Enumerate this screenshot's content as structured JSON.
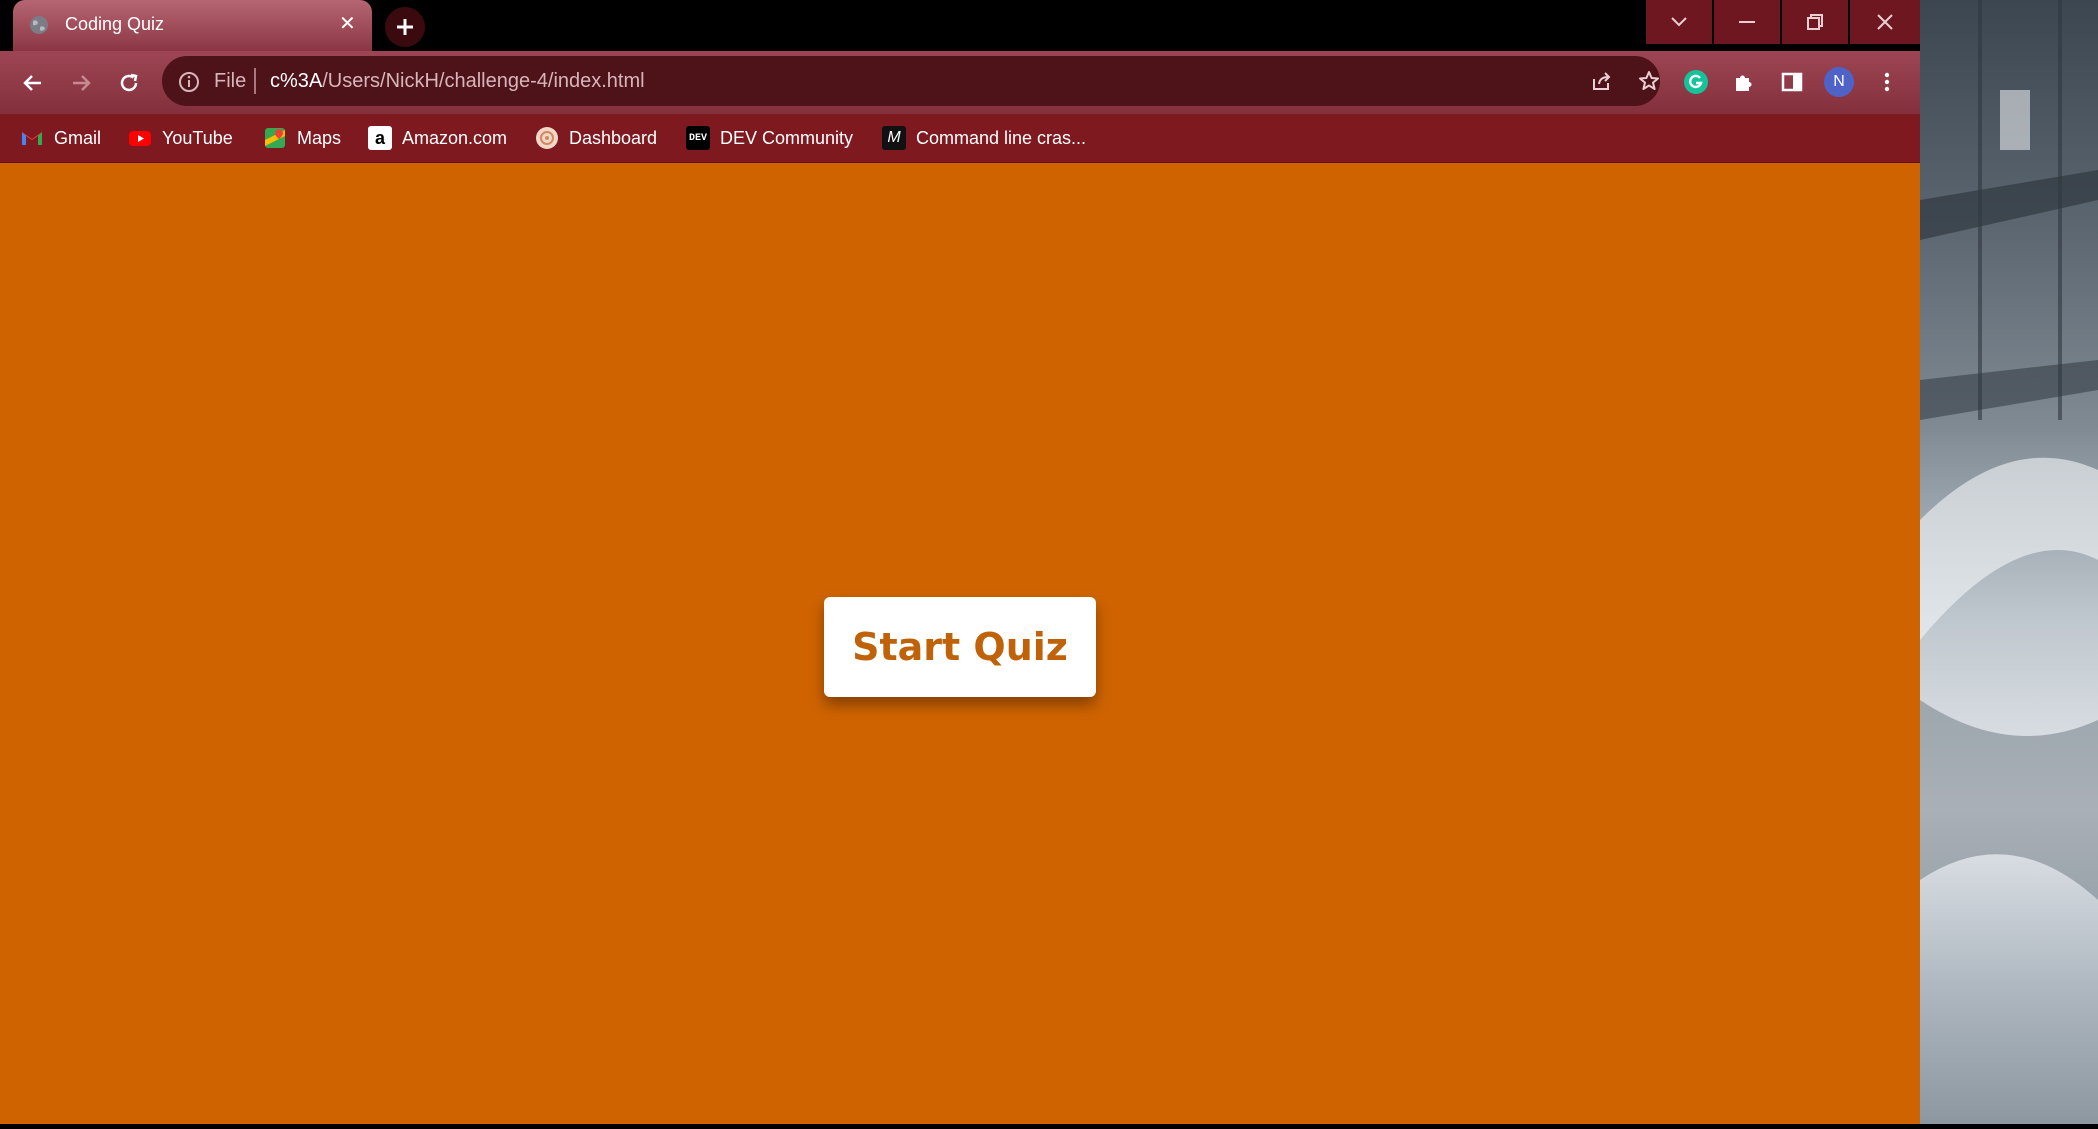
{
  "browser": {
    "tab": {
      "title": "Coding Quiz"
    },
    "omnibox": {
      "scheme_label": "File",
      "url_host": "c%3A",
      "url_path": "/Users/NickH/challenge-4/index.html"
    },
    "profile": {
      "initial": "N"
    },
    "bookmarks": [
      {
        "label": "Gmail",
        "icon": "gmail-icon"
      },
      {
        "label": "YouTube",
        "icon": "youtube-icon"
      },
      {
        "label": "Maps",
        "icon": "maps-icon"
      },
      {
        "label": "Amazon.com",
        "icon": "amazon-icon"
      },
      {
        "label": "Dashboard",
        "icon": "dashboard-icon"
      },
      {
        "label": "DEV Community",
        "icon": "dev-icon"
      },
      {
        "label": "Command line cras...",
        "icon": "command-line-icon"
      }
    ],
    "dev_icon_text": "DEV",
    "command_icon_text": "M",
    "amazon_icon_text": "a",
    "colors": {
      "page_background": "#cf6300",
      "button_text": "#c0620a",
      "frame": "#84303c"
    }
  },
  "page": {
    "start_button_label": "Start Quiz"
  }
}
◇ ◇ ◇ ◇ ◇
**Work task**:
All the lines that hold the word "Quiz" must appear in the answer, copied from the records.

**Solution to this task**:
      "title": "Coding Quiz"
    "start_button_label": "Start Quiz"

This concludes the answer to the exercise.